Virginia Lois Kosich passed away on October 14, 1990 and is buried at Cherokee Memorial Cemetery.
We got together when my cousin Bobby passed away in Iowa on September 27, 2003 and we remaining kids had a dinner to honor his memory.
Johnny, Laurie, myself, Sam, Jim, Jackie and Tim at that event.
Jim, Mary, Little Johnny, Amanda, Allison, Dad, Jake, Donna and John on my dad’s 75th birthday.
My cousin Jim had married a lovely girl by the name of Mary and had two beautiful girls, Amanda and Jennifer.
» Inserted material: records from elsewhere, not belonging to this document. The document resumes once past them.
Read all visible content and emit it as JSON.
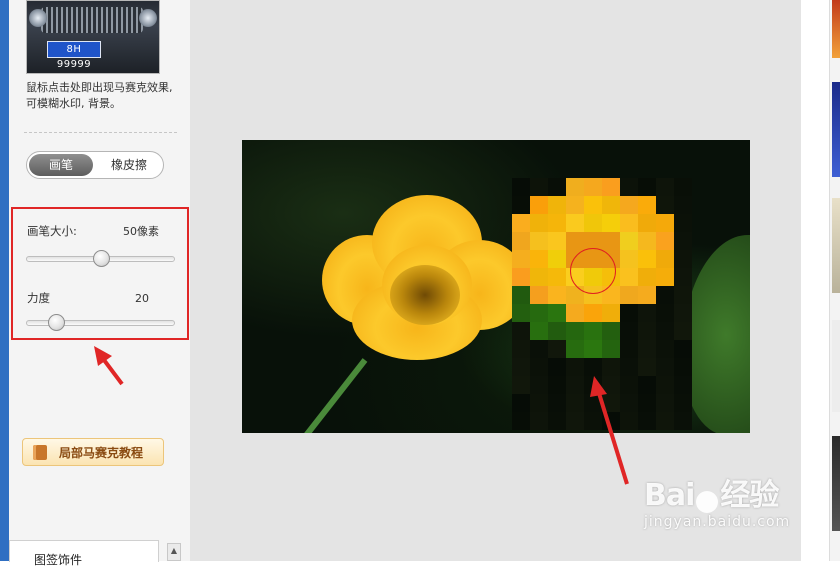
{
  "panel": {
    "thumbnail_plate": "8H 99999",
    "hint_text": "鼠标点击处即出现马赛克效果, 可模糊水印, 背景。",
    "mode_toggle": {
      "brush": "画笔",
      "eraser": "橡皮擦",
      "selected": "画笔"
    },
    "brush_size": {
      "label": "画笔大小:",
      "value_text": "50像素",
      "value": 50,
      "unit": "像素",
      "fraction": 0.5
    },
    "strength": {
      "label": "力度",
      "value_text": "20",
      "value": 20,
      "fraction": 0.2
    },
    "tutorial_button": "局部马赛克教程",
    "bottom_list_item": "图签饰件"
  },
  "colors": {
    "highlight_red": "#e02626",
    "panel_bg": "#f4f4f4",
    "canvas_bg": "#e4e4e4",
    "toggle_active": "#6f6f6f",
    "tutorial_text": "#8a4b12"
  },
  "annotations": {
    "highlight_box": "red-rectangle",
    "arrows": [
      "red-arrow-to-settings",
      "red-arrow-to-mosaic"
    ],
    "brush_cursor": "red-circle"
  },
  "watermark": {
    "brand_big": "Bai",
    "brand_suffix": "经验",
    "url": "jingyan.baidu.com"
  }
}
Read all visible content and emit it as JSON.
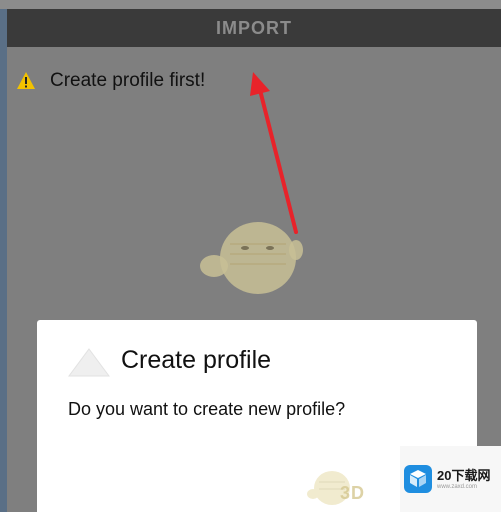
{
  "toolbar": {
    "title": "IMPORT"
  },
  "warning": {
    "text": "Create profile first!",
    "icon": "warning-icon"
  },
  "dialog": {
    "title": "Create profile",
    "message": "Do you want to create new profile?"
  },
  "watermark": {
    "text": "3D",
    "brand": "20下载网",
    "sub": "www.zaxd.com"
  },
  "colors": {
    "toolbar": "#3a3a3a",
    "arrow": "#e8232a",
    "overlay": "#7f7f7f",
    "warning": "#f2c200"
  }
}
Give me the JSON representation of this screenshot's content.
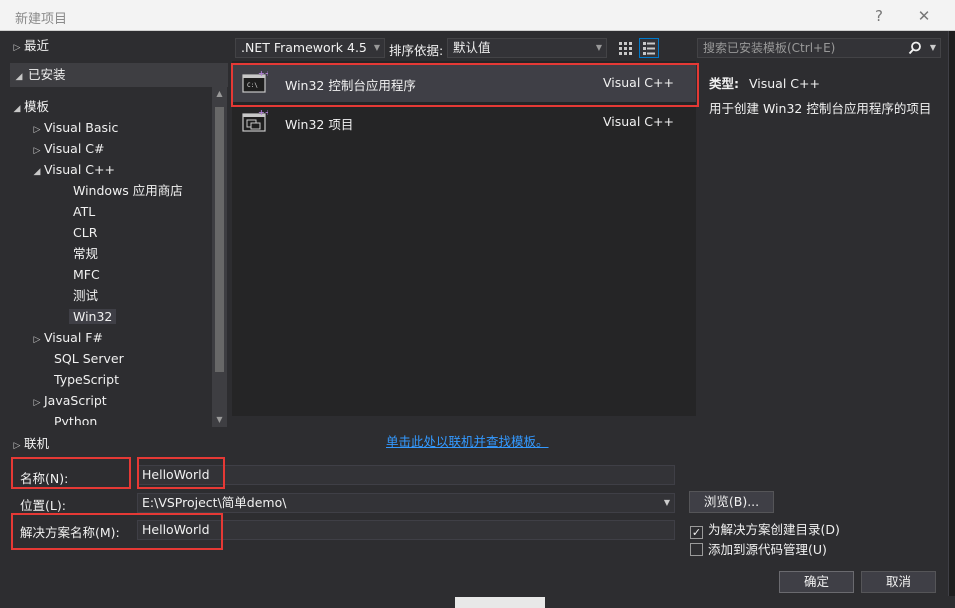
{
  "window": {
    "title": "新建项目",
    "help_glyph": "?",
    "close_glyph": "✕"
  },
  "tree": {
    "recent": "最近",
    "installed": "已安装",
    "templates": "模板",
    "items": [
      "Visual Basic",
      "Visual C#",
      "Visual C++",
      "Windows 应用商店",
      "ATL",
      "CLR",
      "常规",
      "MFC",
      "测试",
      "Win32",
      "Visual F#",
      "SQL Server",
      "TypeScript",
      "JavaScript",
      "Python"
    ],
    "online": "联机"
  },
  "toolbar": {
    "framework": ".NET Framework 4.5",
    "sort_label": "排序依据:",
    "sort_value": "默认值",
    "search_placeholder": "搜索已安装模板(Ctrl+E)"
  },
  "templates": [
    {
      "name": "Win32 控制台应用程序",
      "lang": "Visual C++",
      "icon": "console-app-icon"
    },
    {
      "name": "Win32 项目",
      "lang": "Visual C++",
      "icon": "win32-project-icon"
    }
  ],
  "online_link": "单击此处以联机并查找模板。",
  "details": {
    "type_label": "类型:",
    "type_value": "Visual C++",
    "description": "用于创建 Win32 控制台应用程序的项目"
  },
  "form": {
    "name_label": "名称(N):",
    "name_value": "HelloWorld",
    "location_label": "位置(L):",
    "location_value": "E:\\VSProject\\简单demo\\",
    "solution_label": "解决方案名称(M):",
    "solution_value": "HelloWorld",
    "browse": "浏览(B)...",
    "create_dir": "为解决方案创建目录(D)",
    "create_dir_checked": true,
    "add_scm": "添加到源代码管理(U)",
    "add_scm_checked": false,
    "ok": "确定",
    "cancel": "取消"
  },
  "colors": {
    "accent": "#007acc",
    "highlight_box": "#e53935",
    "link": "#3399ff",
    "cpp_badge": "#b180d7"
  }
}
He passed away way too early in 2012 at the age of 52. He wrote to me in 2009 because he had found a picture of Grandma Flora on my Ancestry.com page and he said he just knew it had to be me that had put that up. I laughed and he began to share that he was starting to do some research on his Grandma Eva’s heritage and then he sent me all of the photographs of Uncle Ray on this page along with the recording of his father. I am so glad he shared that with me and I will continue to research some of Eva’s heritage for him.
My cousin Sally still lives here in Stockton, is married, and has two sons and 4 grandchildren.
Johnny is also married, lives in Stockton and has three children: John Jr., Allison and Jake.
Jackie and Johnny
Last year I helped my cousin Sam get his Native American I.D. card and saw him several times throughout the year. He passed away unexpectedly in July of 2015. It was so sudden and I just wasn’t prepared to have him leave us so soon.
Sam and his best friend Shiela
Virginia Lois Kosich and Raymond Samuel Kosich left a lasting legacy. Humans struggle with life and they were no different but they produced great children and as far as I can see their grandchildren are going to be spectacular people and it will go on and on.